Children Need to Learn the Fundamentals of Personal FinanceAug 28, 2015
Home economics used to be the cornerstone of our parents’ education. In recent years, mandatory home ec classes have been cut to make way for computer labs. But the skills learned in those home ec classes are more relevant than ever before. Home economics education in schools is important – our children should be provided with these mandatory financial literacy lessons. In the meantime, parents can take on the responsibility of teaching children the fundamentals of personal finance at home. Here are some good tips.
Financial literacy programs
To promote financial literacy, Canada’s banks offer a number of financial literacy programs. These programs are aimed at helping Canadians better understand financial matters and improving their money management skills. By improving financial literacy, you’re able to make better financial decisions. Bank the Rest is a program offered by Scotiabank that makes savings easier. Here’s how it works: when you use your Scotiabank debit card, purchases are automatically rounded up to the next multiple of $1 or $5. The difference between the purchase and the rounded up amounts is automatically transferred to your savings account, making savings automatic.
Enactus is a program sponsored in by Canada’s big banks – CIBC, HSBC Bank Canada, Scotiabank and TD Bank – that provides grants to students to develop and implement sustainable financial education projects. Millennials who are social media savvy are sure to enjoy the TD Money Lounge on Facebook. This is a Facebook group that offers financial education for students and youth. Clearfacts.ca is a financial literacy website sponsored by National Bank. It offers articles and information for families, homeowners, students and business owners.
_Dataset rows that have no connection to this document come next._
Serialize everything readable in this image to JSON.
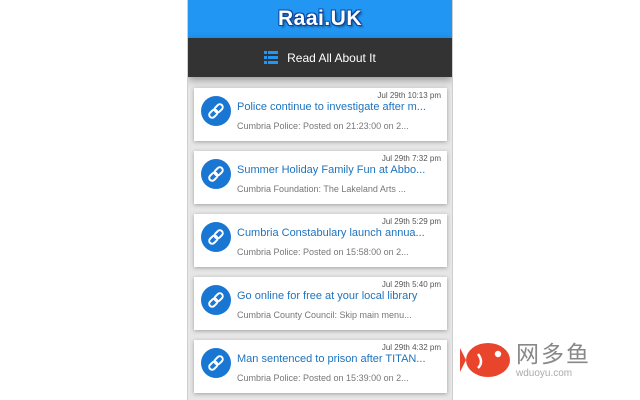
{
  "app": {
    "logo": "Raai.UK",
    "nav_label": "Read All About It"
  },
  "colors": {
    "accent": "#2196f3",
    "navbar": "#333333",
    "title_link": "#1e73be"
  },
  "icons": {
    "nav": "list-icon",
    "item": "link-icon"
  },
  "items": [
    {
      "time": "Jul 29th 10:13 pm",
      "title": "Police continue to investigate after m...",
      "snippet": "Cumbria Police: Posted on 21:23:00 on 2..."
    },
    {
      "time": "Jul 29th 7:32 pm",
      "title": "Summer Holiday Family Fun at Abbo...",
      "snippet": "Cumbria Foundation: The Lakeland Arts ..."
    },
    {
      "time": "Jul 29th 5:29 pm",
      "title": "Cumbria Constabulary launch annua...",
      "snippet": "Cumbria Police: Posted on 15:58:00 on 2..."
    },
    {
      "time": "Jul 29th 5:40 pm",
      "title": "Go online for free at your local library",
      "snippet": "Cumbria County Council: Skip main menu..."
    },
    {
      "time": "Jul 29th 4:32 pm",
      "title": "Man sentenced to prison after TITAN...",
      "snippet": "Cumbria Police: Posted on 15:39:00 on 2..."
    }
  ],
  "watermark": {
    "cn": "网多鱼",
    "url": "wduoyu.com"
  }
}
Teaching our children about money
Adults aren’t the only ones who should learn about money. Teaching children basic financial literacy skills is important, especially when they’re at an impressionable age. The article, 15 money rules kids should learn, offers a number of key financial lessons every child should learn. The first rule is about only spending money after you earn it. When you’re financially disciplined and you save for big purchases ahead of time, you can avoid relying on debt.
Another money rule is to teach your children how to make their own financial decisions. When your son or daughter begins to ask for you to buy them toys, consider giving them an allowance. By paying your children an allowance, it will help them realize the value of a dollar and the fact that money doesn’t grow on trees. If your child wants the latest, great toy, he or she will need to save for it.
An often-neglected part of budgeting is saving. Another money rule involves the importance of saving. This rule says that at least half of the money must stay inside the piggybank. This helps teach children the importance about paying yourself first. When you make saving a part of your family budget, you’ll be less likely to spend every penny you earn.
Teaching your kids about money makes sense
When you teach your children about money at an early age, it helps prepare them to be self-sufficient, fiscally responsible adults. Being financial literate helps in good economic times and in challenging economic times. If your children are faced with financial difficulties as adults, like the need for bankruptcy, they’ll be better prepared. Perhaps now more than ever, schools need to consider reviving mandatory home ec classes to teach our children the fundamentals of personal finance.
Do you try to teach your children the fundamentals of personal finance? Join the conversation. #LetsTalkDebt, #BDOdebtrelief